START Record extracts

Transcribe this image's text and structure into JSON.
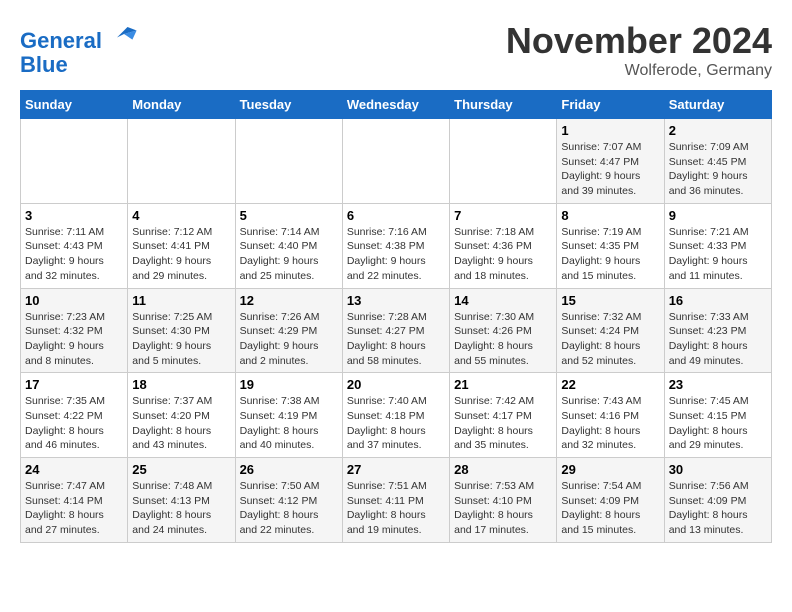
{
  "logo": {
    "line1": "General",
    "line2": "Blue"
  },
  "title": "November 2024",
  "location": "Wolferode, Germany",
  "days_header": [
    "Sunday",
    "Monday",
    "Tuesday",
    "Wednesday",
    "Thursday",
    "Friday",
    "Saturday"
  ],
  "weeks": [
    [
      {
        "day": "",
        "info": ""
      },
      {
        "day": "",
        "info": ""
      },
      {
        "day": "",
        "info": ""
      },
      {
        "day": "",
        "info": ""
      },
      {
        "day": "",
        "info": ""
      },
      {
        "day": "1",
        "info": "Sunrise: 7:07 AM\nSunset: 4:47 PM\nDaylight: 9 hours\nand 39 minutes."
      },
      {
        "day": "2",
        "info": "Sunrise: 7:09 AM\nSunset: 4:45 PM\nDaylight: 9 hours\nand 36 minutes."
      }
    ],
    [
      {
        "day": "3",
        "info": "Sunrise: 7:11 AM\nSunset: 4:43 PM\nDaylight: 9 hours\nand 32 minutes."
      },
      {
        "day": "4",
        "info": "Sunrise: 7:12 AM\nSunset: 4:41 PM\nDaylight: 9 hours\nand 29 minutes."
      },
      {
        "day": "5",
        "info": "Sunrise: 7:14 AM\nSunset: 4:40 PM\nDaylight: 9 hours\nand 25 minutes."
      },
      {
        "day": "6",
        "info": "Sunrise: 7:16 AM\nSunset: 4:38 PM\nDaylight: 9 hours\nand 22 minutes."
      },
      {
        "day": "7",
        "info": "Sunrise: 7:18 AM\nSunset: 4:36 PM\nDaylight: 9 hours\nand 18 minutes."
      },
      {
        "day": "8",
        "info": "Sunrise: 7:19 AM\nSunset: 4:35 PM\nDaylight: 9 hours\nand 15 minutes."
      },
      {
        "day": "9",
        "info": "Sunrise: 7:21 AM\nSunset: 4:33 PM\nDaylight: 9 hours\nand 11 minutes."
      }
    ],
    [
      {
        "day": "10",
        "info": "Sunrise: 7:23 AM\nSunset: 4:32 PM\nDaylight: 9 hours\nand 8 minutes."
      },
      {
        "day": "11",
        "info": "Sunrise: 7:25 AM\nSunset: 4:30 PM\nDaylight: 9 hours\nand 5 minutes."
      },
      {
        "day": "12",
        "info": "Sunrise: 7:26 AM\nSunset: 4:29 PM\nDaylight: 9 hours\nand 2 minutes."
      },
      {
        "day": "13",
        "info": "Sunrise: 7:28 AM\nSunset: 4:27 PM\nDaylight: 8 hours\nand 58 minutes."
      },
      {
        "day": "14",
        "info": "Sunrise: 7:30 AM\nSunset: 4:26 PM\nDaylight: 8 hours\nand 55 minutes."
      },
      {
        "day": "15",
        "info": "Sunrise: 7:32 AM\nSunset: 4:24 PM\nDaylight: 8 hours\nand 52 minutes."
      },
      {
        "day": "16",
        "info": "Sunrise: 7:33 AM\nSunset: 4:23 PM\nDaylight: 8 hours\nand 49 minutes."
      }
    ],
    [
      {
        "day": "17",
        "info": "Sunrise: 7:35 AM\nSunset: 4:22 PM\nDaylight: 8 hours\nand 46 minutes."
      },
      {
        "day": "18",
        "info": "Sunrise: 7:37 AM\nSunset: 4:20 PM\nDaylight: 8 hours\nand 43 minutes."
      },
      {
        "day": "19",
        "info": "Sunrise: 7:38 AM\nSunset: 4:19 PM\nDaylight: 8 hours\nand 40 minutes."
      },
      {
        "day": "20",
        "info": "Sunrise: 7:40 AM\nSunset: 4:18 PM\nDaylight: 8 hours\nand 37 minutes."
      },
      {
        "day": "21",
        "info": "Sunrise: 7:42 AM\nSunset: 4:17 PM\nDaylight: 8 hours\nand 35 minutes."
      },
      {
        "day": "22",
        "info": "Sunrise: 7:43 AM\nSunset: 4:16 PM\nDaylight: 8 hours\nand 32 minutes."
      },
      {
        "day": "23",
        "info": "Sunrise: 7:45 AM\nSunset: 4:15 PM\nDaylight: 8 hours\nand 29 minutes."
      }
    ],
    [
      {
        "day": "24",
        "info": "Sunrise: 7:47 AM\nSunset: 4:14 PM\nDaylight: 8 hours\nand 27 minutes."
      },
      {
        "day": "25",
        "info": "Sunrise: 7:48 AM\nSunset: 4:13 PM\nDaylight: 8 hours\nand 24 minutes."
      },
      {
        "day": "26",
        "info": "Sunrise: 7:50 AM\nSunset: 4:12 PM\nDaylight: 8 hours\nand 22 minutes."
      },
      {
        "day": "27",
        "info": "Sunrise: 7:51 AM\nSunset: 4:11 PM\nDaylight: 8 hours\nand 19 minutes."
      },
      {
        "day": "28",
        "info": "Sunrise: 7:53 AM\nSunset: 4:10 PM\nDaylight: 8 hours\nand 17 minutes."
      },
      {
        "day": "29",
        "info": "Sunrise: 7:54 AM\nSunset: 4:09 PM\nDaylight: 8 hours\nand 15 minutes."
      },
      {
        "day": "30",
        "info": "Sunrise: 7:56 AM\nSunset: 4:09 PM\nDaylight: 8 hours\nand 13 minutes."
      }
    ]
  ]
}
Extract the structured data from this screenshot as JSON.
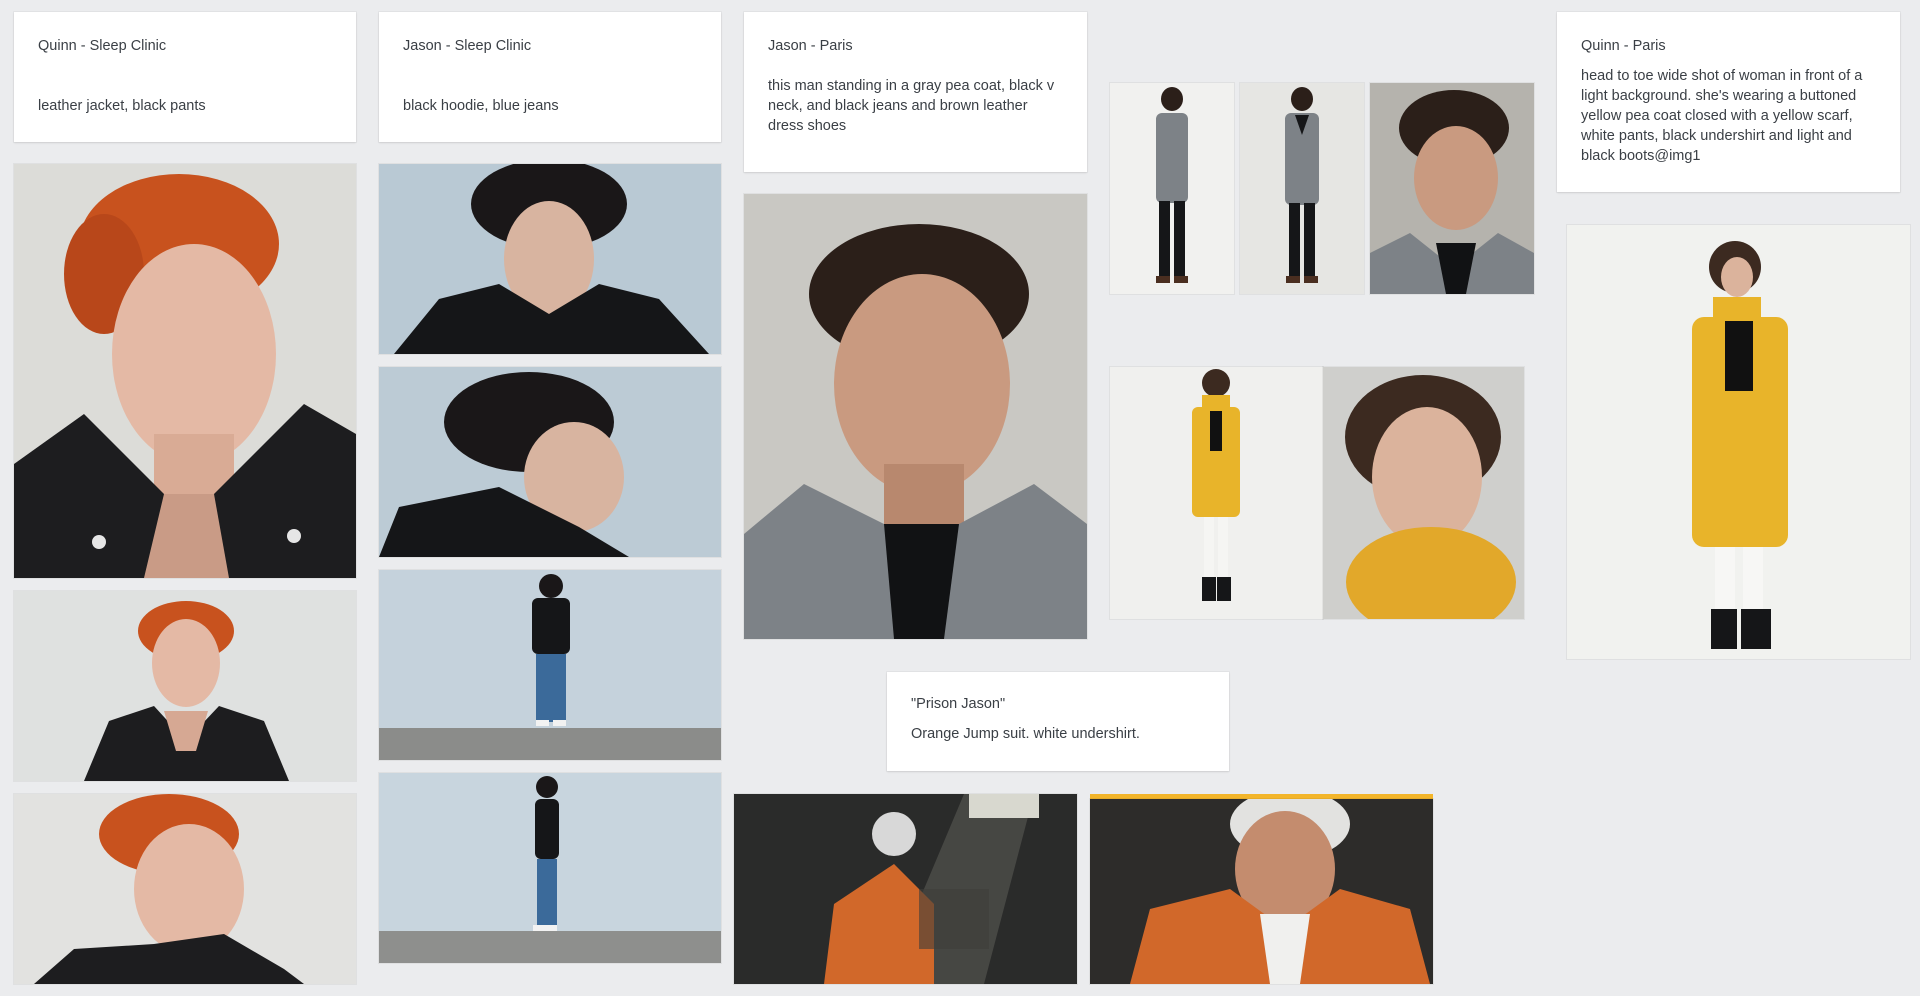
{
  "notes": {
    "quinn_sleep": {
      "title": "Quinn - Sleep Clinic",
      "body": "leather jacket, black pants"
    },
    "jason_sleep": {
      "title": "Jason - Sleep Clinic",
      "body": "black hoodie, blue jeans"
    },
    "jason_paris": {
      "title": "Jason - Paris",
      "body": "this man standing in a gray pea coat, black v neck, and black jeans and brown leather dress shoes"
    },
    "quinn_paris": {
      "title": "Quinn - Paris",
      "body": "head to toe wide shot of woman in front of a light background. she's wearing a buttoned yellow pea coat closed with a yellow scarf, white pants, black undershirt and light and black boots@img1"
    },
    "prison_jason": {
      "title": "\"Prison Jason\"",
      "body": "Orange Jump suit. white undershirt."
    }
  },
  "colors": {
    "canvas": "#ebecee",
    "hair_red": "#c8521e",
    "leather_black": "#1d1d1f",
    "hoodie_black": "#151618",
    "studio_blue": "#b9c9d4",
    "gray_coat": "#7d8287",
    "yellow_coat": "#e8b42a",
    "prison_orange": "#d1682a",
    "selection_accent": "#f3b52a"
  }
}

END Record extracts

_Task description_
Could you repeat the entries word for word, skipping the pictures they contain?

_Exercise response_
Transcribe this image's text and structure into JSON.
{
  "logo": {
    "line1": "General",
    "line2": "Blue"
  },
  "title": "November 2024",
  "location": "Wolferode, Germany",
  "days_header": [
    "Sunday",
    "Monday",
    "Tuesday",
    "Wednesday",
    "Thursday",
    "Friday",
    "Saturday"
  ],
  "weeks": [
    [
      {
        "day": "",
        "info": ""
      },
      {
        "day": "",
        "info": ""
      },
      {
        "day": "",
        "info": ""
      },
      {
        "day": "",
        "info": ""
      },
      {
        "day": "",
        "info": ""
      },
      {
        "day": "1",
        "info": "Sunrise: 7:07 AM\nSunset: 4:47 PM\nDaylight: 9 hours\nand 39 minutes."
      },
      {
        "day": "2",
        "info": "Sunrise: 7:09 AM\nSunset: 4:45 PM\nDaylight: 9 hours\nand 36 minutes."
      }
    ],
    [
      {
        "day": "3",
        "info": "Sunrise: 7:11 AM\nSunset: 4:43 PM\nDaylight: 9 hours\nand 32 minutes."
      },
      {
        "day": "4",
        "info": "Sunrise: 7:12 AM\nSunset: 4:41 PM\nDaylight: 9 hours\nand 29 minutes."
      },
      {
        "day": "5",
        "info": "Sunrise: 7:14 AM\nSunset: 4:40 PM\nDaylight: 9 hours\nand 25 minutes."
      },
      {
        "day": "6",
        "info": "Sunrise: 7:16 AM\nSunset: 4:38 PM\nDaylight: 9 hours\nand 22 minutes."
      },
      {
        "day": "7",
        "info": "Sunrise: 7:18 AM\nSunset: 4:36 PM\nDaylight: 9 hours\nand 18 minutes."
      },
      {
        "day": "8",
        "info": "Sunrise: 7:19 AM\nSunset: 4:35 PM\nDaylight: 9 hours\nand 15 minutes."
      },
      {
        "day": "9",
        "info": "Sunrise: 7:21 AM\nSunset: 4:33 PM\nDaylight: 9 hours\nand 11 minutes."
      }
    ],
    [
      {
        "day": "10",
        "info": "Sunrise: 7:23 AM\nSunset: 4:32 PM\nDaylight: 9 hours\nand 8 minutes."
      },
      {
        "day": "11",
        "info": "Sunrise: 7:25 AM\nSunset: 4:30 PM\nDaylight: 9 hours\nand 5 minutes."
      },
      {
        "day": "12",
        "info": "Sunrise: 7:26 AM\nSunset: 4:29 PM\nDaylight: 9 hours\nand 2 minutes."
      },
      {
        "day": "13",
        "info": "Sunrise: 7:28 AM\nSunset: 4:27 PM\nDaylight: 8 hours\nand 58 minutes."
      },
      {
        "day": "14",
        "info": "Sunrise: 7:30 AM\nSunset: 4:26 PM\nDaylight: 8 hours\nand 55 minutes."
      },
      {
        "day": "15",
        "info": "Sunrise: 7:32 AM\nSunset: 4:24 PM\nDaylight: 8 hours\nand 52 minutes."
      },
      {
        "day": "16",
        "info": "Sunrise: 7:33 AM\nSunset: 4:23 PM\nDaylight: 8 hours\nand 49 minutes."
      }
    ],
    [
      {
        "day": "17",
        "info": "Sunrise: 7:35 AM\nSunset: 4:22 PM\nDaylight: 8 hours\nand 46 minutes."
      },
      {
        "day": "18",
        "info": "Sunrise: 7:37 AM\nSunset: 4:20 PM\nDaylight: 8 hours\nand 43 minutes."
      },
      {
        "day": "19",
        "info": "Sunrise: 7:38 AM\nSunset: 4:19 PM\nDaylight: 8 hours\nand 40 minutes."
      },
      {
        "day": "20",
        "info": "Sunrise: 7:40 AM\nSunset: 4:18 PM\nDaylight: 8 hours\nand 37 minutes."
      },
      {
        "day": "21",
        "info": "Sunrise: 7:42 AM\nSunset: 4:17 PM\nDaylight: 8 hours\nand 35 minutes."
      },
      {
        "day": "22",
        "info": "Sunrise: 7:43 AM\nSunset: 4:16 PM\nDaylight: 8 hours\nand 32 minutes."
      },
      {
        "day": "23",
        "info": "Sunrise: 7:45 AM\nSunset: 4:15 PM\nDaylight: 8 hours\nand 29 minutes."
      }
    ],
    [
      {
        "day": "24",
        "info": "Sunrise: 7:47 AM\nSunset: 4:14 PM\nDaylight: 8 hours\nand 27 minutes."
      },
      {
        "day": "25",
        "info": "Sunrise: 7:48 AM\nSunset: 4:13 PM\nDaylight: 8 hours\nand 24 minutes."
      },
      {
        "day": "26",
        "info": "Sunrise: 7:50 AM\nSunset: 4:12 PM\nDaylight: 8 hours\nand 22 minutes."
      },
      {
        "day": "27",
        "info": "Sunrise: 7:51 AM\nSunset: 4:11 PM\nDaylight: 8 hours\nand 19 minutes."
      },
      {
        "day": "28",
        "info": "Sunrise: 7:53 AM\nSunset: 4:10 PM\nDaylight: 8 hours\nand 17 minutes."
      },
      {
        "day": "29",
        "info": "Sunrise: 7:54 AM\nSunset: 4:09 PM\nDaylight: 8 hours\nand 15 minutes."
      },
      {
        "day": "30",
        "info": "Sunrise: 7:56 AM\nSunset: 4:09 PM\nDaylight: 8 hours\nand 13 minutes."
      }
    ]
  ]
}
Extract the structured data from this screenshot as JSON.
{
  "notes": {
    "quinn_sleep": {
      "title": "Quinn - Sleep Clinic",
      "body": "leather jacket, black pants"
    },
    "jason_sleep": {
      "title": "Jason - Sleep Clinic",
      "body": "black hoodie, blue jeans"
    },
    "jason_paris": {
      "title": "Jason - Paris",
      "body": "this man standing in a gray pea coat, black v neck, and black jeans and brown leather dress shoes"
    },
    "quinn_paris": {
      "title": "Quinn - Paris",
      "body": "head to toe wide shot of woman in front of a light background. she's wearing a buttoned yellow pea coat closed with a yellow scarf, white pants, black undershirt and light and black boots@img1"
    },
    "prison_jason": {
      "title": "\"Prison Jason\"",
      "body": "Orange Jump suit. white undershirt."
    }
  },
  "colors": {
    "canvas": "#ebecee",
    "hair_red": "#c8521e",
    "leather_black": "#1d1d1f",
    "hoodie_black": "#151618",
    "studio_blue": "#b9c9d4",
    "gray_coat": "#7d8287",
    "yellow_coat": "#e8b42a",
    "prison_orange": "#d1682a",
    "selection_accent": "#f3b52a"
  }
}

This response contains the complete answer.